Rob Cook

At Night I Hear Animals

Behind the Moon


for the cow Cincinnati Freedom

I jumped—all the slabs

of me—and cleared six

feet of cold-blooded

fence. I fled for eleven days.

Hid when I could in the clover

and the tangle and cover

of thorns, the hedges that licked

and fed me with their lull.


Something followed me

across the dark sky after

the clouds were led away trembling.

And when the two-leggeds

arrived to nuzzle my flesh


with sledgehammers and saws,

and instead caught me in their ropes,

I didn’t know how to cry

or move the holes in my head.

But they didn’t take me home

to that house of below-zero light.

At the end I didn’t die


and that milk-bright bucket

over the mountains and fields would not hide

its loving glare. I was brought to others

who survived, and to make the day

go on past the trees, the sunlight, the ditch

where the flies ate the lilies

without a sound between them,

we grazed a thousand miles

and stayed close as we could

to the wind and the weeping smell of apples.


And when the barn got too far

to reach before the dark found us

and the birds cried like knives

and those I left behind, the steers still

shrieking in the silence of the meat hooks

that held them as a heaven would,

we crawled into each other’s wounds for a place

to drink from the sleeping sky,

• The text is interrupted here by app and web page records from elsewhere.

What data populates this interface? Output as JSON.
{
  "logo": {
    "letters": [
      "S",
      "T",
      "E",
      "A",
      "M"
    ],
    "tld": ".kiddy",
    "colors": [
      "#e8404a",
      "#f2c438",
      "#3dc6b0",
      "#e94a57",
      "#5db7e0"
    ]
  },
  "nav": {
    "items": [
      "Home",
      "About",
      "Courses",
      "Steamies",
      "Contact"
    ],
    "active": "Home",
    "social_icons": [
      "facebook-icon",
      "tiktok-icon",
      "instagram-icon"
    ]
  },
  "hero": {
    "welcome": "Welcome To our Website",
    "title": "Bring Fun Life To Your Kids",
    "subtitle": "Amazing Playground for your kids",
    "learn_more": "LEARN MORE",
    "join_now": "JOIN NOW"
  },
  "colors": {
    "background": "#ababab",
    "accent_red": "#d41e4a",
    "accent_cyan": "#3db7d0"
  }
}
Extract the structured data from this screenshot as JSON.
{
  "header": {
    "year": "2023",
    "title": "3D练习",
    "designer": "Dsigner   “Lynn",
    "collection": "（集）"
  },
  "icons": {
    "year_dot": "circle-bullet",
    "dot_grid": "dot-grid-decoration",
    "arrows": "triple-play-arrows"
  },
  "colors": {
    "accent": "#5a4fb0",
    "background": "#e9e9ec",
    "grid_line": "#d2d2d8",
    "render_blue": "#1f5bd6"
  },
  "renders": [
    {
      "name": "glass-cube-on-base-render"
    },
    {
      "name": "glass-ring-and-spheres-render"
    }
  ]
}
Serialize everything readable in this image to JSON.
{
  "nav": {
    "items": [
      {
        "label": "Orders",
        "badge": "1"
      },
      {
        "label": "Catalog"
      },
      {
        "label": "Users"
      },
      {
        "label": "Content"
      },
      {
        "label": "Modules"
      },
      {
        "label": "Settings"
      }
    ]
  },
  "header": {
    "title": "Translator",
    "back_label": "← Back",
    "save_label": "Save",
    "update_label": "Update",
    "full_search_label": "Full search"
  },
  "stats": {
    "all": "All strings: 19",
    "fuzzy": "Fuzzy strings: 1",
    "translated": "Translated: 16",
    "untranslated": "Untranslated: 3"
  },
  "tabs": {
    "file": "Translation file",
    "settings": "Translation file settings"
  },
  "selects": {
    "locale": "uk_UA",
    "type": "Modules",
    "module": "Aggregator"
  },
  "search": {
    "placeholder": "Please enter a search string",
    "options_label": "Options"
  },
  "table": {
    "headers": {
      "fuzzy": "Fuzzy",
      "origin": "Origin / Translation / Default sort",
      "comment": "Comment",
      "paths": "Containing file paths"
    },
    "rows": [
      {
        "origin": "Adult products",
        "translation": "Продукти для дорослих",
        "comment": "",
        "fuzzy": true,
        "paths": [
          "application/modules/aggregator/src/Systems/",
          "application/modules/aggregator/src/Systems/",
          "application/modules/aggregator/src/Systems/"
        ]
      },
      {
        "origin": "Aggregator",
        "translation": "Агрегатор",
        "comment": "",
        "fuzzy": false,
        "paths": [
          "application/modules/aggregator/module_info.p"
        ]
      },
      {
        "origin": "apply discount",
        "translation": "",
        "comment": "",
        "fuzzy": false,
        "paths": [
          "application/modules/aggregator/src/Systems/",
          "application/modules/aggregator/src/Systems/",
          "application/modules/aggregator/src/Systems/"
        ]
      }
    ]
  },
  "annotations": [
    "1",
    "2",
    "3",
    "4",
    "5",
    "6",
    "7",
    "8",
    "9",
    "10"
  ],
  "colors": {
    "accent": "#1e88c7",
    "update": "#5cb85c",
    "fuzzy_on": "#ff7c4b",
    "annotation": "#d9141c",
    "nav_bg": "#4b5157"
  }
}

to empty our thin gruel, and whisper without

disturbing the ground that, though it hurt,

did not think of hurting us.